The very important remarks of SVP regional head Brendan Delaney on absent fathers again highlight the importance of children having both their mother and their father. Why are they absent? In some cases it is because the father wants nothing to do with his children. In other cases the mother doesn’t want him to have anything to do with them. In other cases still, social support agencies actively discourage fathers from having a proper relationship with their children.
This last category was highlighted by a report published in 2004 called ‘Strengthening Families Through Fathers’. It was carried out by by Professor Harry Ferguson, of the University of the West of England, and Mr Fergus Hogan, of Waterford Institute of Technology, on behalf of the Family Support Agency. It studied vulnerable fathers and their relationship with family support services.
The report was scathing about the social welfare system in terms of its interaction with fathers. It found “that the overall orientation of welfare systems to exclude men is so powerful that even in cases of inclusive practice clear evidence emerged of men’s exclusion.”
It recommended an overhaul of the family law and social welfare systems to make them more father-friendly. It found them to be biased against the inclusion of men in family support and assessment work. In other words, when social services went to assist a family they did not see fathers as part of the solution even when the fathers wished to become involved.
The study, in which 24 men, 10 mothers and 11 children were interviewed, found that the system leaves many men feeling excluded, even though they expressed a desire to have a role in their children’s lives.
It found that fathers were extremely frustrated and angry at the way support agencies overlooked them, and that some social workers held negative attitudes towards fathers. Some social workers were reported as saying that men were difficult or dangerous, that there was enough work to be done with the mothers and that there needed to be obvious benefits to working with men.
The report said that “The dynamics of such exclusion took many forms, the most common and powerful of which was a view of men as dangerous, non-nurturing beings.”
According to the study, social workers generally expected mothers to carry the load, “leaving the potential resource fathers have to offer largely untapped”.

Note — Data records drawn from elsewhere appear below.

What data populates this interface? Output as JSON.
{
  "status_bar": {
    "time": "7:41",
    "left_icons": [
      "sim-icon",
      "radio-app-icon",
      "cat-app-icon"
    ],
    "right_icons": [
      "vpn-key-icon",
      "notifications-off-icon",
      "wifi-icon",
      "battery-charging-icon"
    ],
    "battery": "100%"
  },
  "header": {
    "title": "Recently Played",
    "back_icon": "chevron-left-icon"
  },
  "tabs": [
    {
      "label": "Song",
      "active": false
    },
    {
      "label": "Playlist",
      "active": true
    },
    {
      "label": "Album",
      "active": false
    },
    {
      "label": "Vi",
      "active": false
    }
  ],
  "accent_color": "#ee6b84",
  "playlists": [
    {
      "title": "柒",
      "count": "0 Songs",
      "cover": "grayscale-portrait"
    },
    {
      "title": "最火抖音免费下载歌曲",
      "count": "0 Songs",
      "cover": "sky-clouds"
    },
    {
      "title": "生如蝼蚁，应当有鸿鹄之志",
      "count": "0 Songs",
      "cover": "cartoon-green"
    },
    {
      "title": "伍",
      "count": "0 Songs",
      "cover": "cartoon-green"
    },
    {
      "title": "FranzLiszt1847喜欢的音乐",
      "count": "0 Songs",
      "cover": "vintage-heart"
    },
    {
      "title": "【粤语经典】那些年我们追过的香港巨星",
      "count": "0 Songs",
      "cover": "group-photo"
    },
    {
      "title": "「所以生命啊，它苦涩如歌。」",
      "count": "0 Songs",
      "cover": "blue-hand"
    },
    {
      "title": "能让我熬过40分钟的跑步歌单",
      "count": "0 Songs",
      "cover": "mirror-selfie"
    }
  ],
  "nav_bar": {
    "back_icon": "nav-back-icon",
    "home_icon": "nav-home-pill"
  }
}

The above indicates that the problem of absent fathers, while very real and very tragic, has multiple causes and all of them need to be considered in any analysis of the problem.